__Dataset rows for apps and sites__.
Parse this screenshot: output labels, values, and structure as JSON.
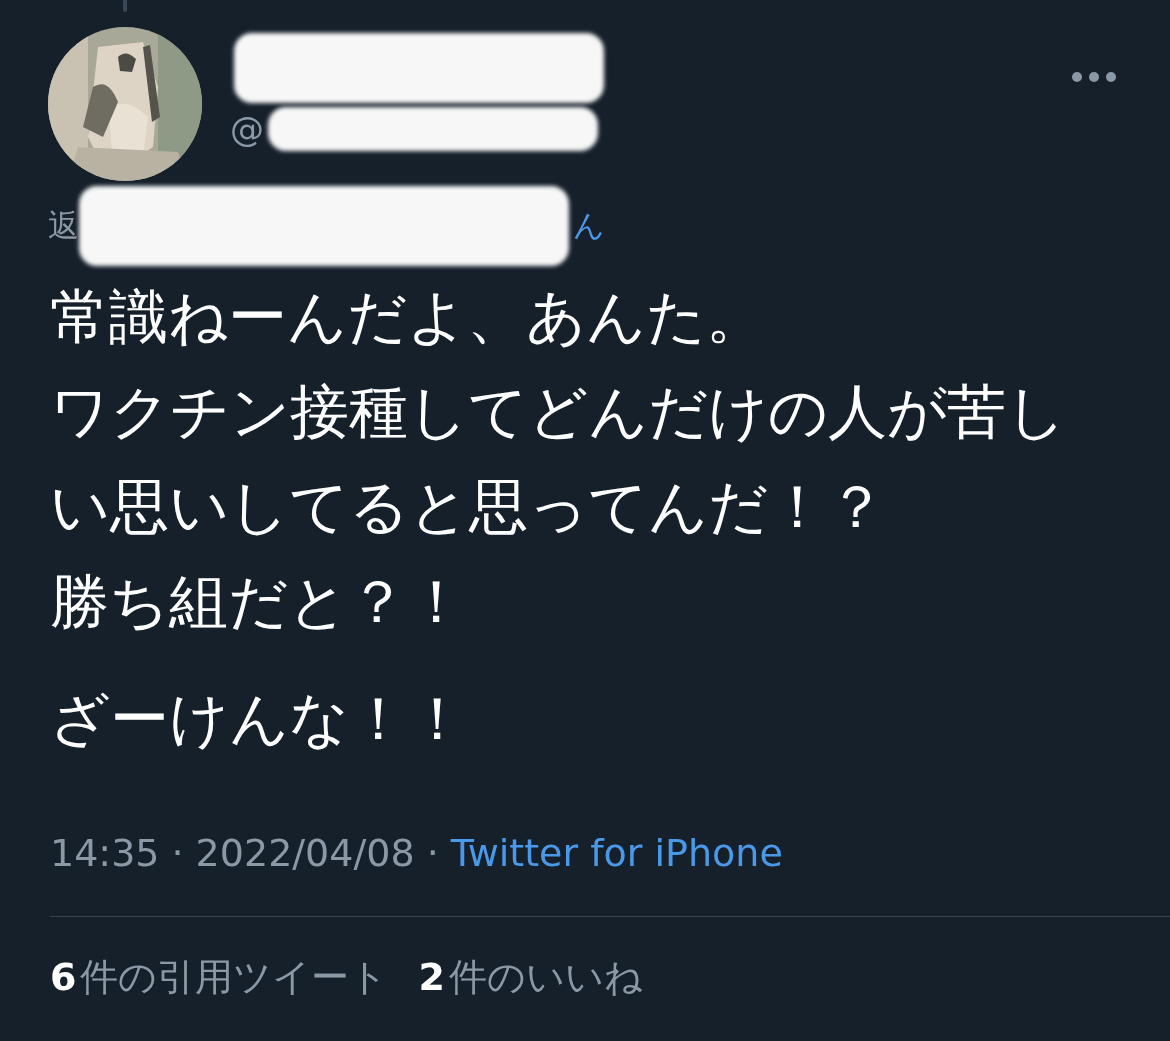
{
  "tweet": {
    "handle_prefix": "@",
    "reply_prefix": "返",
    "reply_suffix": "ん",
    "body": [
      [
        "常識ねーんだよ、あんた。",
        "ワクチン接種してどんだけの人が苦しい思いしてると思ってんだ！？",
        "勝ち組だと？！"
      ],
      [
        "ざーけんな！！"
      ]
    ],
    "time": "14:35",
    "date": "2022/04/08",
    "separator": "·",
    "source": "Twitter for iPhone",
    "stats": [
      {
        "count": "6",
        "label": "件の引用ツイート"
      },
      {
        "count": "2",
        "label": "件のいいね"
      }
    ]
  }
}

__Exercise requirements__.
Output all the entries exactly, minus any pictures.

__Solved problem__.
Parse this screenshot: output labels, values, and structure as JSON.
{
  "tweet": {
    "handle_prefix": "@",
    "reply_prefix": "返",
    "reply_suffix": "ん",
    "body": [
      [
        "常識ねーんだよ、あんた。",
        "ワクチン接種してどんだけの人が苦しい思いしてると思ってんだ！？",
        "勝ち組だと？！"
      ],
      [
        "ざーけんな！！"
      ]
    ],
    "time": "14:35",
    "date": "2022/04/08",
    "separator": "·",
    "source": "Twitter for iPhone",
    "stats": [
      {
        "count": "6",
        "label": "件の引用ツイート"
      },
      {
        "count": "2",
        "label": "件のいいね"
      }
    ]
  }
}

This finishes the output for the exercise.